Imagine, then, how any of the number of rookies on this team must feel. All they know of the NFL at the moment is that head coaches covet power, hate the media, and play games with players’ psyches as if it’s a blood sport. It would be one thing if sooner or later Mangini’s little mind games and overriding personality deficiencies revealed themselves to have some higher purpose. Instead it all just comes across as a guy in way over his head, which is exactly what he is.

If Mangini really had the capacity to change, he would have understood why he failed in New York and actually applied a few lessons learned. Instead, he views his New York experience a success on which to build. Pity.

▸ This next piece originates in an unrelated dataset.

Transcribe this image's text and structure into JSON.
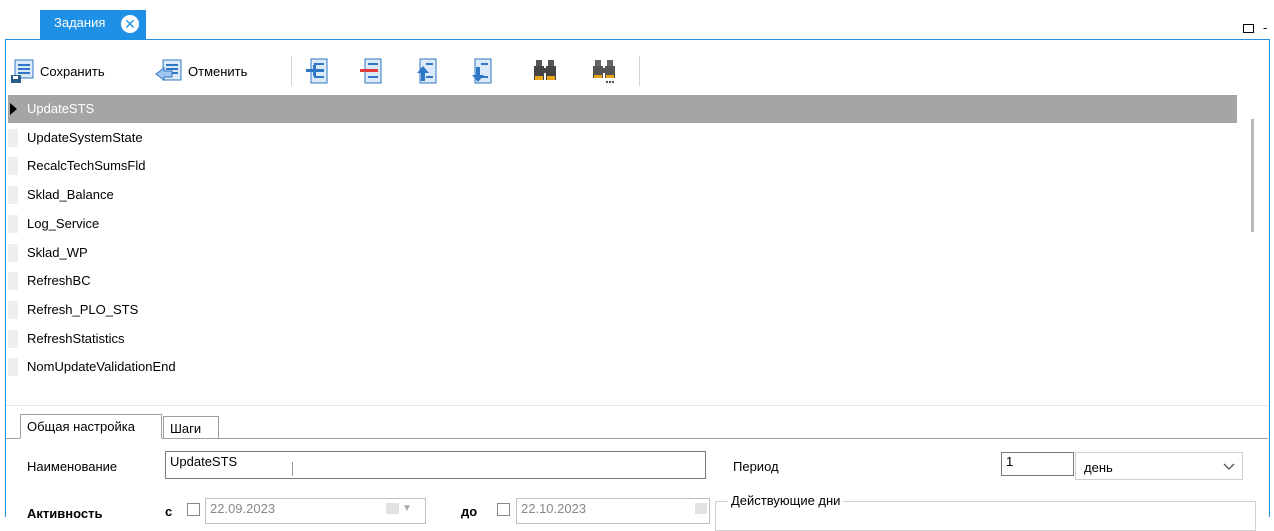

When Mangini came in and immediately isolated Shaun Rogers, it made it seem like a matter of miscommunication. Everyone, myself included, gave Mangini the benefit of the doubt and essentially labeled Rogers immature, a narrative that fit with his experience in Detroit.

Instead and in context, the Rogers incident was heavy with foreshadowing. It may very well be that Mangini just didn’t see the big guy when they were at the same charity function. But given how much disdain Mangini seems to have with everyone lower than him in the food chain (and that includes pretty much everyone but the owner), it makes sense.

The point though is not to revisit the Rogers incident so much as it is to highlight exactly why Mangini won’t be able to co-exist with someone who will exercise real authority.

If indeed Holmgren comes to Cleveland or even if it’s any of the other names being bandied about, don’t look for Mangini to survive. Lerner may be saying that in his view Mangini will be back in 2010. But the lawyer in me sees the lawyer in him and just knows that Lerner’s parsing his words knowing full well it will be someone else’s decision.